There are two meanings of the phrase endogenous growth:
 Long-run growth is not driven by some exogenous process, like exogenous technological progress. Instead the long-run growth rate depends on the economic decisions of economic agents (households and firms).
 Public policy is potentially capable of affecting the long-run growth rate.
3.1.1. A simple model
The simplest endogenous growth model is a straightforward extension of the Solow model. In the Solow model the production function reads Y = A K a L1-a . If we set a = 1 and assume A = const. we get
Y = AK
A = const. > 0
For simplicity, we assume that the savings rate s is exogenously given. The capital accumulation equation hence is
K =sAK -dK

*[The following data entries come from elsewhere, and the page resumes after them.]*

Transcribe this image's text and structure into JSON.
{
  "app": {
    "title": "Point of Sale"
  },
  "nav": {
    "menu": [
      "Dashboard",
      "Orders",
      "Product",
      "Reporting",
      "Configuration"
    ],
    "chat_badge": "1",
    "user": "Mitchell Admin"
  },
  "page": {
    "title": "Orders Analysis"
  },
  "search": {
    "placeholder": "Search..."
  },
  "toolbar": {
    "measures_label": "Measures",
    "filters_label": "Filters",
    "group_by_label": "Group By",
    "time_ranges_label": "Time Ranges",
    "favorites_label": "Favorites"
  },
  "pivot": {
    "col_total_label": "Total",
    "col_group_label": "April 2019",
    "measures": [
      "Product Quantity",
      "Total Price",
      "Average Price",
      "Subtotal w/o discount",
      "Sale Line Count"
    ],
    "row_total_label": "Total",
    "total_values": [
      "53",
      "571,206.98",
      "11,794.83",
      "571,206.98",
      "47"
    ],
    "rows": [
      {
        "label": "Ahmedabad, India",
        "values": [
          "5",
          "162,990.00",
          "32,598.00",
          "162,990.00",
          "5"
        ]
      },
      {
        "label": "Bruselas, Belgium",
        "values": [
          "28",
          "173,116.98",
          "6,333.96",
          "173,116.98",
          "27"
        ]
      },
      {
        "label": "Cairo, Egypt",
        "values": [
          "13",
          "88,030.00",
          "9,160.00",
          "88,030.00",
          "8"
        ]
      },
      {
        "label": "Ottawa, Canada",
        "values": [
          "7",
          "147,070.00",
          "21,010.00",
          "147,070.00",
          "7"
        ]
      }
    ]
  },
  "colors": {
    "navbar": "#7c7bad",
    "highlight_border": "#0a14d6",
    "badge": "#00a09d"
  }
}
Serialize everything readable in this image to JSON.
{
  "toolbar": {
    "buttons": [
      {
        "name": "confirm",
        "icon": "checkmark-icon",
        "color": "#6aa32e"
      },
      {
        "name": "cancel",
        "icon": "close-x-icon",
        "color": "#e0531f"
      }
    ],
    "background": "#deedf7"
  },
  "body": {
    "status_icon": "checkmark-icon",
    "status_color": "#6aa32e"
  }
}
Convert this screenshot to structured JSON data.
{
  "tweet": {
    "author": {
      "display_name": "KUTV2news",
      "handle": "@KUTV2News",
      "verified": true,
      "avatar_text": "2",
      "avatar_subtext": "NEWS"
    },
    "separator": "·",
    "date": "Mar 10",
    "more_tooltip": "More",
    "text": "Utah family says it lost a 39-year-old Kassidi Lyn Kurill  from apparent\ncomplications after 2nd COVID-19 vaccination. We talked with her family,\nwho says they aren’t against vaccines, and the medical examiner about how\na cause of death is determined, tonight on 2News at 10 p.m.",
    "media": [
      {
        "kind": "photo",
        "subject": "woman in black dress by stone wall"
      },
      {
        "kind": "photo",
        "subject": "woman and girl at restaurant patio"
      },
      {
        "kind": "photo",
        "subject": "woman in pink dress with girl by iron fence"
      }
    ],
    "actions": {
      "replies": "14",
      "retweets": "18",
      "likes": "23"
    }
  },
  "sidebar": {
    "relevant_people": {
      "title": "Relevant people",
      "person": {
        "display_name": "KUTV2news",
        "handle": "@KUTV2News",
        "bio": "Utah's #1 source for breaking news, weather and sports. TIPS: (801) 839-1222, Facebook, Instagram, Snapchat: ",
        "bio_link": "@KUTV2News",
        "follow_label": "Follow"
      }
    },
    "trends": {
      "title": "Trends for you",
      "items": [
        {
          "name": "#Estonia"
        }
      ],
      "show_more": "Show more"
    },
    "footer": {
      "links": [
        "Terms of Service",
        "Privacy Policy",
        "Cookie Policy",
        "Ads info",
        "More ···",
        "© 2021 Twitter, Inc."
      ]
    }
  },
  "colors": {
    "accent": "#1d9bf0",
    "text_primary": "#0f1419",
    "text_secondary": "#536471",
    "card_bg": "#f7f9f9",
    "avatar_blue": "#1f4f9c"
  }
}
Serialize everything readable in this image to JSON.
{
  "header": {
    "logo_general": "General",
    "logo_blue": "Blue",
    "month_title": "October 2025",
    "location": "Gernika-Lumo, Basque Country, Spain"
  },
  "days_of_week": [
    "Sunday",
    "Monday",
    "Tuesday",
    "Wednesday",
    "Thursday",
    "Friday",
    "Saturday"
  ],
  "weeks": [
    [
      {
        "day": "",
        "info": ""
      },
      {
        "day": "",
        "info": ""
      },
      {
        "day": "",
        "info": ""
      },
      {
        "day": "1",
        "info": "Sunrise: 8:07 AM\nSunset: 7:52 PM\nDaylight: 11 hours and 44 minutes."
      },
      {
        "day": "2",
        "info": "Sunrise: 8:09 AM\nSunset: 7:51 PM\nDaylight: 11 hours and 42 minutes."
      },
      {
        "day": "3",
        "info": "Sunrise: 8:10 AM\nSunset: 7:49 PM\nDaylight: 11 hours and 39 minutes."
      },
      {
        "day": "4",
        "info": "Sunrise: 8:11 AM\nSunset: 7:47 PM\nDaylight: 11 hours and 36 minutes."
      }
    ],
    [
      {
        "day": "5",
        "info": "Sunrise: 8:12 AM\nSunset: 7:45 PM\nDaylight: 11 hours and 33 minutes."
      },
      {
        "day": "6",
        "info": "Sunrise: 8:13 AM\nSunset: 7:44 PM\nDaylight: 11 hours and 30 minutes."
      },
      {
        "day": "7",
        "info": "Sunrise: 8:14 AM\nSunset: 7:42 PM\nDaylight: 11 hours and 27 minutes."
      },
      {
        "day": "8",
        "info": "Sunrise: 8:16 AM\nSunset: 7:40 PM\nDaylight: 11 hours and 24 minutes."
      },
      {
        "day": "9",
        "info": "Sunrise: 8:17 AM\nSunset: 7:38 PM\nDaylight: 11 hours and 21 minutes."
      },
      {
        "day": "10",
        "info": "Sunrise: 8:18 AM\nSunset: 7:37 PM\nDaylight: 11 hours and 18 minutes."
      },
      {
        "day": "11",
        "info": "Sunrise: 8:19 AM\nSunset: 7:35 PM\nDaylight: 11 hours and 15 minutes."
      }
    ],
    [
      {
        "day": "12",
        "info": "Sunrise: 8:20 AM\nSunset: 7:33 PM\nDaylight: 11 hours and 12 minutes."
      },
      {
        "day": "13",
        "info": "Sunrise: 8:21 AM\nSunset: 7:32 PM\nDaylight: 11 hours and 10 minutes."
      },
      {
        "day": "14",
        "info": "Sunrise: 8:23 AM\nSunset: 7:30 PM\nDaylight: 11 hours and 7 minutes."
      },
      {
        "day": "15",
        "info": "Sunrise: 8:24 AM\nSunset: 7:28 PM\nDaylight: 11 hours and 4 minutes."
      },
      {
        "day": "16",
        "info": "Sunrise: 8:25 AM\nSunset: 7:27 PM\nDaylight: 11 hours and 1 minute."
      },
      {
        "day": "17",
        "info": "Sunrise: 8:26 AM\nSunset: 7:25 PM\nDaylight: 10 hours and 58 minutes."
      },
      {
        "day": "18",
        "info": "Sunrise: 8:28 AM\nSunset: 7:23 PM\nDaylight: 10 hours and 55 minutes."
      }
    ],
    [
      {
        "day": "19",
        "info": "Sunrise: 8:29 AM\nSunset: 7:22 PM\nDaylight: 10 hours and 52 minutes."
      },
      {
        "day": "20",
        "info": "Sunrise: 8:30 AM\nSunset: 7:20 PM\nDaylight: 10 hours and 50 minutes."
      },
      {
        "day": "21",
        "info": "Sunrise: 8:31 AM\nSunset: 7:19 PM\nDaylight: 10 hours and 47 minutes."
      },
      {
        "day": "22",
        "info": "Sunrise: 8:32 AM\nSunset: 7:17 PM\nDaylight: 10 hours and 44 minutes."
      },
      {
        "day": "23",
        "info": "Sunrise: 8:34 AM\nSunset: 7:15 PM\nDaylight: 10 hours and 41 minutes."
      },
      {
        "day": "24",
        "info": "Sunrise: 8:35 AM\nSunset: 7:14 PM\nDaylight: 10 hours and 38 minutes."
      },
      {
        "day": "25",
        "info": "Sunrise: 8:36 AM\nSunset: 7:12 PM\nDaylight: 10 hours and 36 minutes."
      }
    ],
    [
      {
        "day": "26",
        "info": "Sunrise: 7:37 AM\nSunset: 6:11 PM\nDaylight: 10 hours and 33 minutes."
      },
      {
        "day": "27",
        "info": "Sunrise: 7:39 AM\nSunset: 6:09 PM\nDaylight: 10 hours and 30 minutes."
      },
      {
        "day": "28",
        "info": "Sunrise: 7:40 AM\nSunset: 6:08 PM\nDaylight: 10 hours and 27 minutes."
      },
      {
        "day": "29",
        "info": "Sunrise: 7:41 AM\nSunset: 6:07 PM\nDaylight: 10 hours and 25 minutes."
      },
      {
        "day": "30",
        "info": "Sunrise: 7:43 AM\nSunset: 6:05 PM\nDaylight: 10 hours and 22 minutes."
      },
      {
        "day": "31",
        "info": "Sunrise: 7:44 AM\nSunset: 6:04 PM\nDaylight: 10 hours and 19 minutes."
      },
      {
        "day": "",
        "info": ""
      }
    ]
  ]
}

and the growth rate of capital turns out to read K = s A - d . In addition, the growth rate of output is equal to the growth rate of capital
Y = K =sA-d
Since we assume that there is no population growth, overall output is equal to per capita output. Assuming that s A > d
(i.e. the growth condition holds), we have Y > 0. The explanation for this perpetual growth is immediatley seen by comparing the two diagrams below. The neoclassical convergence mechanism (i.e. the average product of capital falls as the capital stock increases) is absent in the AK model since the production function is linear in capital
2 s Y
The AK model
The Solow model
 Growth is